## Aim of the exercise
Give only the number of lines in the data that include the string "price".

## Given data

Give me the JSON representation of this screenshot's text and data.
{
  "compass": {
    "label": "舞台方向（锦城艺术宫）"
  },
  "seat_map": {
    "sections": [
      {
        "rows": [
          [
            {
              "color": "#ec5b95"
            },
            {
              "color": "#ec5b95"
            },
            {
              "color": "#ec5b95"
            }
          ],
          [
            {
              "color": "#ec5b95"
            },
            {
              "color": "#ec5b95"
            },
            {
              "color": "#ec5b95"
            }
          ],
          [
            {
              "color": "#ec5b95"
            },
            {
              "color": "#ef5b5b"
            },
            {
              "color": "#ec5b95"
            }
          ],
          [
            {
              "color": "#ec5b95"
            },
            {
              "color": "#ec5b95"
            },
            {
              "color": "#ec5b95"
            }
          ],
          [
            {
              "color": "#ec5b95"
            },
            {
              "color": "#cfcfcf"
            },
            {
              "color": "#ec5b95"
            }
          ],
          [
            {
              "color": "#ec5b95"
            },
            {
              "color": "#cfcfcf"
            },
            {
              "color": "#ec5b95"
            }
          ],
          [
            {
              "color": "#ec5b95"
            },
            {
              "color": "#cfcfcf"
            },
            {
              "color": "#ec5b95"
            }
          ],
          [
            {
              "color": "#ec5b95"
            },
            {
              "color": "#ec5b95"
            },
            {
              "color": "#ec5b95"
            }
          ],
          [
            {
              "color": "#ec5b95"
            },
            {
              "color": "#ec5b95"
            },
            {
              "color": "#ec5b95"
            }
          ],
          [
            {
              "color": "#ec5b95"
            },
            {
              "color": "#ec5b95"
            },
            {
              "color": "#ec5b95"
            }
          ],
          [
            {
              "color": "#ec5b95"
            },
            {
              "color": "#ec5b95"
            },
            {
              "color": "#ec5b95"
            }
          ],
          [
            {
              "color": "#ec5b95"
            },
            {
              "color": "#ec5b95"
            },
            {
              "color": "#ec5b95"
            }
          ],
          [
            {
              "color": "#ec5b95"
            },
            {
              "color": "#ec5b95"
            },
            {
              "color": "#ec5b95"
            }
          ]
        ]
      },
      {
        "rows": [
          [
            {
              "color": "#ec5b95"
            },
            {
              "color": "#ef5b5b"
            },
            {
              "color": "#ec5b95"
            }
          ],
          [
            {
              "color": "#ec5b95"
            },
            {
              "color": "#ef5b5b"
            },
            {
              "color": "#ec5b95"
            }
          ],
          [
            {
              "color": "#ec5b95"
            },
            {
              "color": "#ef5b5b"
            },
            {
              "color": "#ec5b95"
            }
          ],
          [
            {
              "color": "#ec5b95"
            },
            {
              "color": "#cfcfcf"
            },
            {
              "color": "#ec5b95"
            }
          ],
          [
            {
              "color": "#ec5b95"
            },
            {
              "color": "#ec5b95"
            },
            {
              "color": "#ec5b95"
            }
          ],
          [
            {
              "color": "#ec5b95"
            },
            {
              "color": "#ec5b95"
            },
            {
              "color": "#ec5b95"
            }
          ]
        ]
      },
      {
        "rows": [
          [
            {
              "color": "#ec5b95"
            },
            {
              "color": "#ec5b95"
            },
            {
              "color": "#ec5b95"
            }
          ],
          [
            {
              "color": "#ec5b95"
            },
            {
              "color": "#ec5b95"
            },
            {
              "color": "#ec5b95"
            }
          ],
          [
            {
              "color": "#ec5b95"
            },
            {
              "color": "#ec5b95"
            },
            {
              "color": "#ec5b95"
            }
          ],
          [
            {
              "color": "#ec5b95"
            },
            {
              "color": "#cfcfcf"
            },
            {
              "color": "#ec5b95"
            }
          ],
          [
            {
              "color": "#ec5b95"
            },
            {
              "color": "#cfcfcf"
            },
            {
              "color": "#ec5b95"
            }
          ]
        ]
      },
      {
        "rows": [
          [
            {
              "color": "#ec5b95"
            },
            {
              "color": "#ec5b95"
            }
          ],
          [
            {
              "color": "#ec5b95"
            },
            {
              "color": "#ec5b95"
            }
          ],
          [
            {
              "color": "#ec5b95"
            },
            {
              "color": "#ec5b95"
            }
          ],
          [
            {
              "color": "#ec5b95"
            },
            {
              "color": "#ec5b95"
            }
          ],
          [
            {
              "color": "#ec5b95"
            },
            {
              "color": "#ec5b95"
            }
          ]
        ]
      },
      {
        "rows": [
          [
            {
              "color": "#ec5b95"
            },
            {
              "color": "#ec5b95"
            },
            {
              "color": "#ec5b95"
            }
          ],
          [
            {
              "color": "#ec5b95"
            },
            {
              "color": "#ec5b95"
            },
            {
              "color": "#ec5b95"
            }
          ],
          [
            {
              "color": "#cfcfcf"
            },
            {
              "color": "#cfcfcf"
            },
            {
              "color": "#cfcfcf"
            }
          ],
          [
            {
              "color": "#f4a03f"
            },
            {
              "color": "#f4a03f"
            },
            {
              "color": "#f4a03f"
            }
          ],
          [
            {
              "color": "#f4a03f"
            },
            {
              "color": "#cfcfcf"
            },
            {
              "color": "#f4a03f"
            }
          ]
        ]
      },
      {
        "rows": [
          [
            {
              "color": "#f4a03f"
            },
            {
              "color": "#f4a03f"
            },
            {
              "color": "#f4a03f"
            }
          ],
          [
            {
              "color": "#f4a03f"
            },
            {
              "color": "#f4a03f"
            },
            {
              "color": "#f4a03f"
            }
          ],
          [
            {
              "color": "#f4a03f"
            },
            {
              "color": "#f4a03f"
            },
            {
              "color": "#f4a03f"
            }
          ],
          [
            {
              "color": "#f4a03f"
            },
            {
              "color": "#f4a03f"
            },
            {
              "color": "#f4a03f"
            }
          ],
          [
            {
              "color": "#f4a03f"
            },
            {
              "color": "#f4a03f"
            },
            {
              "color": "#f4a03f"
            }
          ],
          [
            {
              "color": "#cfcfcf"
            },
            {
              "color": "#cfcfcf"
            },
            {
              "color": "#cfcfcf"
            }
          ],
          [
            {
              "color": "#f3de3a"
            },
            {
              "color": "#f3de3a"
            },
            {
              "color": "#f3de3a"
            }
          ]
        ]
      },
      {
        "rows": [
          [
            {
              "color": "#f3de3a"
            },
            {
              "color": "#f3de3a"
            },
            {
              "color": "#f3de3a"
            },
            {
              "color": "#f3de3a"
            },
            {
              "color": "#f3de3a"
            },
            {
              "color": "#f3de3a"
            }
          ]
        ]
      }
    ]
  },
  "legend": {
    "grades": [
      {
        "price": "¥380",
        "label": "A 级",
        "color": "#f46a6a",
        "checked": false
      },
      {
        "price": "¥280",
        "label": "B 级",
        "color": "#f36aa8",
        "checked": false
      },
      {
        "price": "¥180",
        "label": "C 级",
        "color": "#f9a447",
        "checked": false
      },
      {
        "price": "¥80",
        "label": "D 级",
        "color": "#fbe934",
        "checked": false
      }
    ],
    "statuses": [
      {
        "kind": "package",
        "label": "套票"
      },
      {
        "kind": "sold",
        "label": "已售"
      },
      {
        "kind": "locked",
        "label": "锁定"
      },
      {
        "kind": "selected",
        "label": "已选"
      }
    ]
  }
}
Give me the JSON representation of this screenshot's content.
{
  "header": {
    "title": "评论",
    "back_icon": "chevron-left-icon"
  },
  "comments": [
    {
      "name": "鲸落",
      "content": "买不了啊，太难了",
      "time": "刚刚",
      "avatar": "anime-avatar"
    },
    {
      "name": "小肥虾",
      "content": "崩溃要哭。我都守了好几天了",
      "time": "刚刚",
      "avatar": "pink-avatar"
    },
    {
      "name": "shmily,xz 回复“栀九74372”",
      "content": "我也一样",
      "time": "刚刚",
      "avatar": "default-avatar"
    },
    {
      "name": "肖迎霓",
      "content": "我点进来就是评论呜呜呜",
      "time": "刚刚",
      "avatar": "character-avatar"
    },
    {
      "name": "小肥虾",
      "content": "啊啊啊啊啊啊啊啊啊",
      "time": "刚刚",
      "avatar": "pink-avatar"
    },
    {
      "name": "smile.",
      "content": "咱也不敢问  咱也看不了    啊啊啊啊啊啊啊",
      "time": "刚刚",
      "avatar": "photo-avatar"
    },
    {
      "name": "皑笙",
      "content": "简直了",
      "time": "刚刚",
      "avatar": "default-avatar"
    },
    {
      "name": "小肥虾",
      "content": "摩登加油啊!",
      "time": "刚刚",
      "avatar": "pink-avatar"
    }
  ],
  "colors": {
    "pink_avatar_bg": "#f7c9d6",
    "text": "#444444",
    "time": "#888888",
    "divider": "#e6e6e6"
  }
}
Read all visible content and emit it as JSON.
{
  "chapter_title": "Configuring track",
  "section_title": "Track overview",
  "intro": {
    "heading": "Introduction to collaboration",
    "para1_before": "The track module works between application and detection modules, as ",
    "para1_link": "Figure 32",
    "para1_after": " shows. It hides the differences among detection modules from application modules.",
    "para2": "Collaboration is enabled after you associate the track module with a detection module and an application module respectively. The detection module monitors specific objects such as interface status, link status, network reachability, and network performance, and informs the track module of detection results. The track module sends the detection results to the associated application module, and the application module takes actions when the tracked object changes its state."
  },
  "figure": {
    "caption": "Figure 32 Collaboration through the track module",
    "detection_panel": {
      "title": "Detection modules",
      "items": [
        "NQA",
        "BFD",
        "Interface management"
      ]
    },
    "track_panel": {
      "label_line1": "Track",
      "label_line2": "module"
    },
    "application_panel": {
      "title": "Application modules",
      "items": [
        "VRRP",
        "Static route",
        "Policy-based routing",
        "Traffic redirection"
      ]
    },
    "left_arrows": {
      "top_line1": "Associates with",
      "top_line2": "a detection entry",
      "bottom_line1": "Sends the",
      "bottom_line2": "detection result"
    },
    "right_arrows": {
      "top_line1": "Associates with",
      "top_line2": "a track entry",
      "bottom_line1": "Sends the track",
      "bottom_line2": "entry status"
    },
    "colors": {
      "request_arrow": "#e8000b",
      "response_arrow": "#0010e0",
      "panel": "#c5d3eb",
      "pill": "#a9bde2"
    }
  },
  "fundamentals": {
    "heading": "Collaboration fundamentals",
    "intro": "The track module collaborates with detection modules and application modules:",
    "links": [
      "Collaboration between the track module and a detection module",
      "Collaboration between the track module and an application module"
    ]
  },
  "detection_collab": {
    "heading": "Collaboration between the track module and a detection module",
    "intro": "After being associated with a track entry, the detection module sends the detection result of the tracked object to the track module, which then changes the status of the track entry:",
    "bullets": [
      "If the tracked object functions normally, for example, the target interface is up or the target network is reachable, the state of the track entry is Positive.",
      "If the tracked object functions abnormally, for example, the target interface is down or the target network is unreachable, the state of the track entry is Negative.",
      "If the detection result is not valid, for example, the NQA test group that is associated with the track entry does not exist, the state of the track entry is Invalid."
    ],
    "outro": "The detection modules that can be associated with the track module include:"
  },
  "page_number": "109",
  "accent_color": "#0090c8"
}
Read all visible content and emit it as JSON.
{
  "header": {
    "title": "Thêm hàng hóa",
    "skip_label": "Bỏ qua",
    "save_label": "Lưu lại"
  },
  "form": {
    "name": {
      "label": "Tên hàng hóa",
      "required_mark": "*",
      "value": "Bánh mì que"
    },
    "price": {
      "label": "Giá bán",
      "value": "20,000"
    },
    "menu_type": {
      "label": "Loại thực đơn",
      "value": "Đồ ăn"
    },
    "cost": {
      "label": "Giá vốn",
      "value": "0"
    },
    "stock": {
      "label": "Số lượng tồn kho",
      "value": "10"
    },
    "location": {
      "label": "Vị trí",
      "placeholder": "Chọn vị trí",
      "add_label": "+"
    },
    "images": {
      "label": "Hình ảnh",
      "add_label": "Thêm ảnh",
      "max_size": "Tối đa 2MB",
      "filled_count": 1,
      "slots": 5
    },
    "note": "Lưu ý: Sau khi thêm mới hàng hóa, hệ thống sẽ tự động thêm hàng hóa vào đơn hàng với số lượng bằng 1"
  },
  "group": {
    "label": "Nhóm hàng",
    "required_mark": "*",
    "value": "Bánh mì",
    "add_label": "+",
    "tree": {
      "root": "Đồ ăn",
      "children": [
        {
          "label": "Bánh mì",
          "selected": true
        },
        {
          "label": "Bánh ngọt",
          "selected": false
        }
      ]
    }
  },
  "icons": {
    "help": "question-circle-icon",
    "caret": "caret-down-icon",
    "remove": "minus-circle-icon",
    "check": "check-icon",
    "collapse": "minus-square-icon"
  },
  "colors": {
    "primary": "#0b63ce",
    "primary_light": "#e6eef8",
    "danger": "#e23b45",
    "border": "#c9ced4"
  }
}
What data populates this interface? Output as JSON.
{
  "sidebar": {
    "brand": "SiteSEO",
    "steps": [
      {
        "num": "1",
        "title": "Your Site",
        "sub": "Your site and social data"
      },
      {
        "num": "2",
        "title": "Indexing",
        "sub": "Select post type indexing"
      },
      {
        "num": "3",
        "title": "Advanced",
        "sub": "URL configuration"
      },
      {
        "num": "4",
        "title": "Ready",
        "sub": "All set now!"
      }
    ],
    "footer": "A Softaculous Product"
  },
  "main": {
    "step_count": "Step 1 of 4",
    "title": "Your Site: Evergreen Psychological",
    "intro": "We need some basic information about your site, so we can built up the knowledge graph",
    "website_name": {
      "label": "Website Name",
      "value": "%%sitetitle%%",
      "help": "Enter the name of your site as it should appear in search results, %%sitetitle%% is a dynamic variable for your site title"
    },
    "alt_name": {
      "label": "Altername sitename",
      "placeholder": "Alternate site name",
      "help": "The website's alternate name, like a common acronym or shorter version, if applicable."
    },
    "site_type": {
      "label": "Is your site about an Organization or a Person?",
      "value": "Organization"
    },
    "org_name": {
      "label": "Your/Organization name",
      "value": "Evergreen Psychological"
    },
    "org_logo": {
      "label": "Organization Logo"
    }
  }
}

## Response
5